Kiwanuka has an untainted honesty, insisting that, despite the nerves, he feels "lucky" to have made it this far and to have got a "foot in the door". "I have never made music to cater to anyone other than myself," he says. "This is an album that I am proud of. If it doesn't cater to everyone's taste, it'll be a shame. But I can't worry too much. It's out of my hands now."

Start your day with The Independent, sign up for daily news emails
Latest stories from i100
Have you tried new the Independent Digital Edition apps?
Independent Dating
and  

By clicking 'Search' you
are agreeing to our
Terms of Use.

iJobs Job Widget
iJobs People

Ashdown Group: HR Manager - West London - £50,000

£40000 - £50000 per annum + bonus: Ashdown Group: HR Manager - West London - £...

Recruitment Genius: Recruitment & HR Administrator

£17000 - £18000 per annum: Recruitment Genius: This is an exciting opportunity...

Guru Careers: HR Manager / HR Business Partner

£55 - 65k (DOE) + Benefits: Guru Careers: A HR Manager / HR Business Partner i...

Austen Lloyd: Practice / HR Manager - Somerset

Excellent Salary: Austen Lloyd: A rare and exciting opportunity for a Practice...

Day In a Page

Greece debt crisis: EU 'family' needs to forgive rather than punish an impoverished state

EU 'family' needs to forgive rather than punish an impoverished state

An outbreak of malaria in Greece four years ago helps us understand the crisis, says Robert Fisk
Gaza, a year on from Operation Protective Edge: The traumatised kibbutz on Israel's front line, still recovering from last summer's war with Hamas

Gaza, a year on from Operation Protective Edge

The traumatised kibbutz on Israel's front line, still recovering from last summer's war with Hamas
How to survive electrical storms: What are the chances of being hit by lightning?

Heavy weather

What are the chances of being hit by lightning?
World Bodypainting Festival 2015: Bizarre and brilliant photos celebrate 'the body as art'

World Bodypainting Festival 2015

Bizarre and brilliant photos celebrate 'the body as art'
alt-j: A private jet, a Mercury Prize and Latitude headliners

Don't call us nerds

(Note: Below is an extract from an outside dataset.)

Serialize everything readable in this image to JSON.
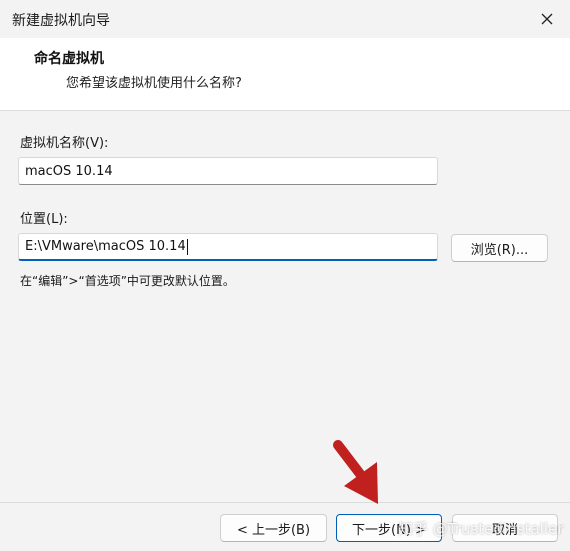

Craig Mclean meets alt-j - the math-folk act who are flying high
How to find gold: The Californian badlands, digging out crevasses and sifting sludge

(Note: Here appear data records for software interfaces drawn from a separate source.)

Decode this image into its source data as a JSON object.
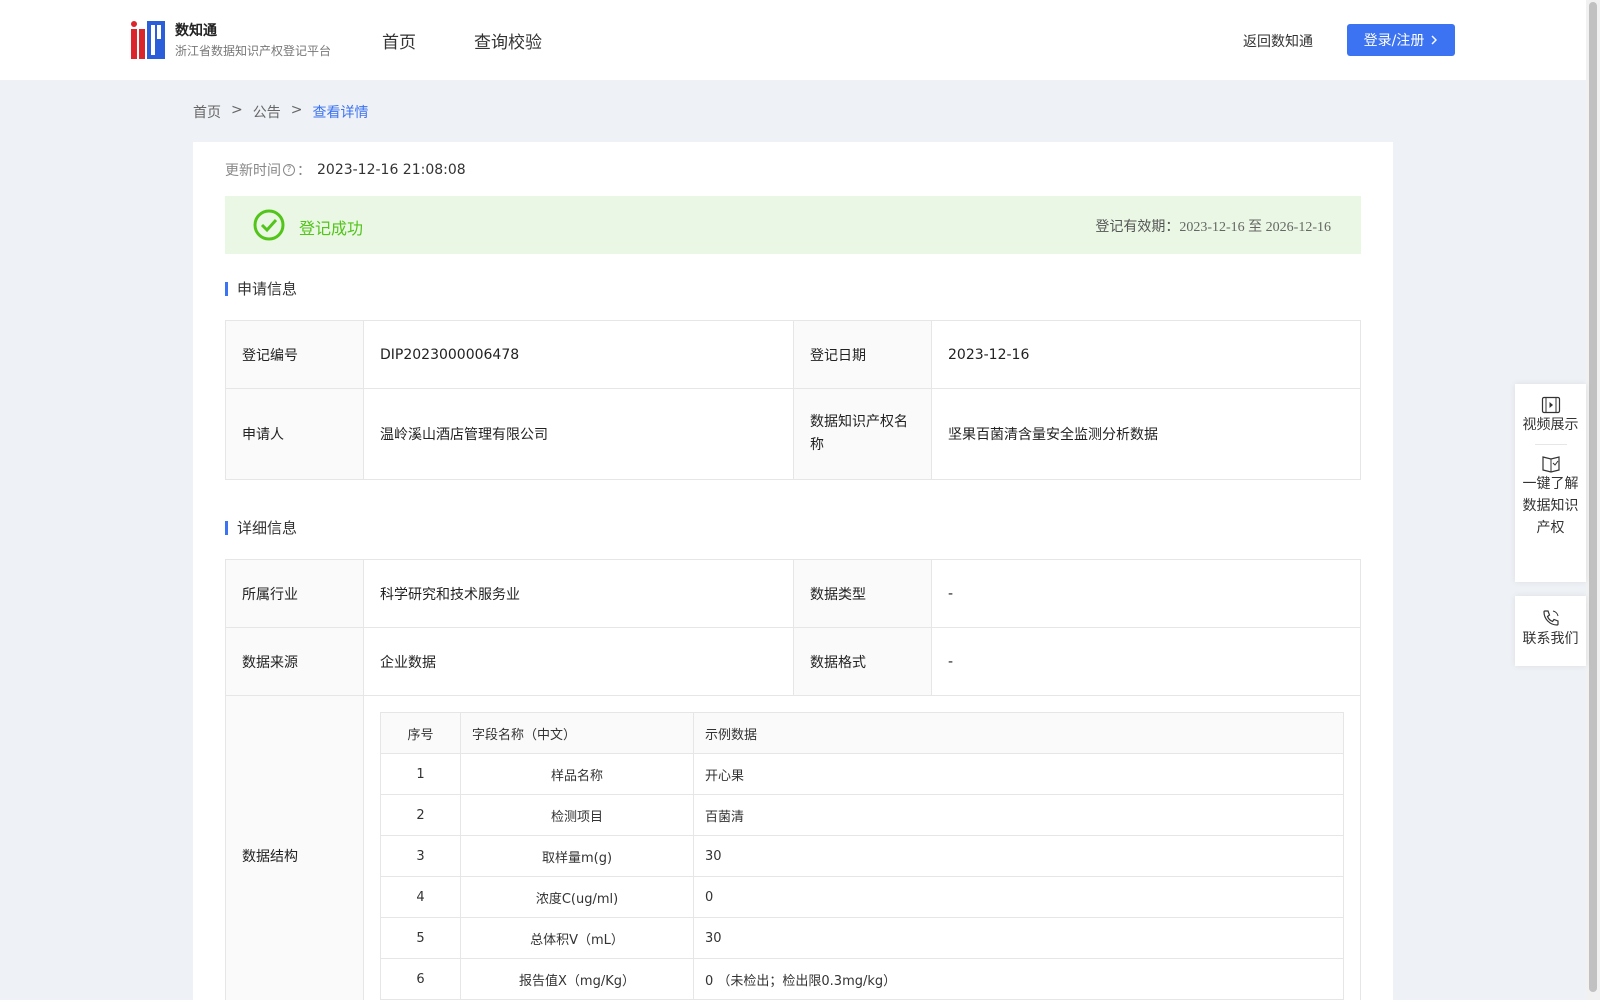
{
  "header": {
    "brand_name": "数知通",
    "brand_sub": "浙江省数据知识产权登记平台",
    "nav": [
      "首页",
      "查询校验"
    ],
    "back_link": "返回数知通",
    "login_label": "登录/注册"
  },
  "breadcrumb": {
    "items": [
      "首页",
      "公告",
      "查看详情"
    ],
    "separator": ">"
  },
  "update": {
    "label": "更新时间",
    "value": "2023-12-16 21:08:08"
  },
  "status": {
    "text": "登记成功",
    "validity_label": "登记有效期：",
    "validity_value": "2023-12-16 至 2026-12-16",
    "color": "#52c41a"
  },
  "apply_info": {
    "title": "申请信息",
    "reg_no_label": "登记编号",
    "reg_no": "DIP2023000006478",
    "reg_date_label": "登记日期",
    "reg_date": "2023-12-16",
    "applicant_label": "申请人",
    "applicant": "温岭溪山酒店管理有限公司",
    "ip_name_label": "数据知识产权名称",
    "ip_name": "坚果百菌清含量安全监测分析数据"
  },
  "detail_info": {
    "title": "详细信息",
    "industry_label": "所属行业",
    "industry": "科学研究和技术服务业",
    "data_type_label": "数据类型",
    "data_type": "-",
    "source_label": "数据来源",
    "source": "企业数据",
    "format_label": "数据格式",
    "format": "-",
    "structure_label": "数据结构",
    "structure_headers": [
      "序号",
      "字段名称（中文）",
      "示例数据"
    ],
    "structure_rows": [
      {
        "no": "1",
        "field": "样品名称",
        "example": "开心果"
      },
      {
        "no": "2",
        "field": "检测项目",
        "example": "百菌清"
      },
      {
        "no": "3",
        "field": "取样量m(g)",
        "example": "30"
      },
      {
        "no": "4",
        "field": "浓度C(ug/ml)",
        "example": "0"
      },
      {
        "no": "5",
        "field": "总体积V（mL）",
        "example": "30"
      },
      {
        "no": "6",
        "field": "报告值X（mg/Kg）",
        "example": "0 （未检出；检出限0.3mg/kg）"
      }
    ]
  },
  "side_panel": {
    "video": "视频展示",
    "learn": "一键了解数据知识产权",
    "contact": "联系我们"
  },
  "colors": {
    "accent": "#3b73f2",
    "success_bg": "#eaf7e4"
  }
}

How to find gold

Steve Boggan finds himself in the Californian badlands, digging out crevasses and sifting sludge
Singing accents: From Herman's Hermits and David Bowie to Alesha Dixon

Not born in the USA

Lay off Alesha Dixon: songs sound better in US accents, even our national anthem
10 best balsamic vinegars

10 best balsamic vinegars

Drizzle it over salad, enjoy it with ciabatta, marinate vegetables, or use it to add depth to a sauce - this versatile staple is a cook's best friend
Wimbledon 2015: Brief glimpses of the old Venus but Williams sisters' epic wars belong to history

Brief glimpses of the old Venus but Williams sisters' epic wars belong to history

Serena dispatched her elder sister 6-4, 6-3 in eight minutes more than an hour
Greece says 'No': A night of huge celebrations in Athens as voters decisively back Tsipras and his anti-austerity stance in historic referendum

Greece referendum

Greeks say 'No' to austerity and plunge Europe into crisis
Ten years after the 7/7 terror attacks, is Britain an altered state?

7/7 bombings anniversary

Ten years after the terror attacks, is Britain an altered state?
Beautiful evening dresses are some of the loveliest Donatella has created

Versace haute couture review

Beautiful evening dresses are some of the loveliest Donatella has ever created
No hope and no jobs, so Gaza's young risk their lives, climb the fence and run for it

No hope and no jobs in Gaza

So the young risk their lives and run for it
Fashion apps: Retailers roll together shopping and social networking for mobile customers

Fashion apps

Retailers roll together shopping and social networking for mobile customers
The Greek referendum exposes a gaping hole at the heart of the European Union – its distinct lack of any genuine popular legitimacy

Gaping hole at the heart of the European Union

Treatment of Greece has shown up a lack of genuine legitimacy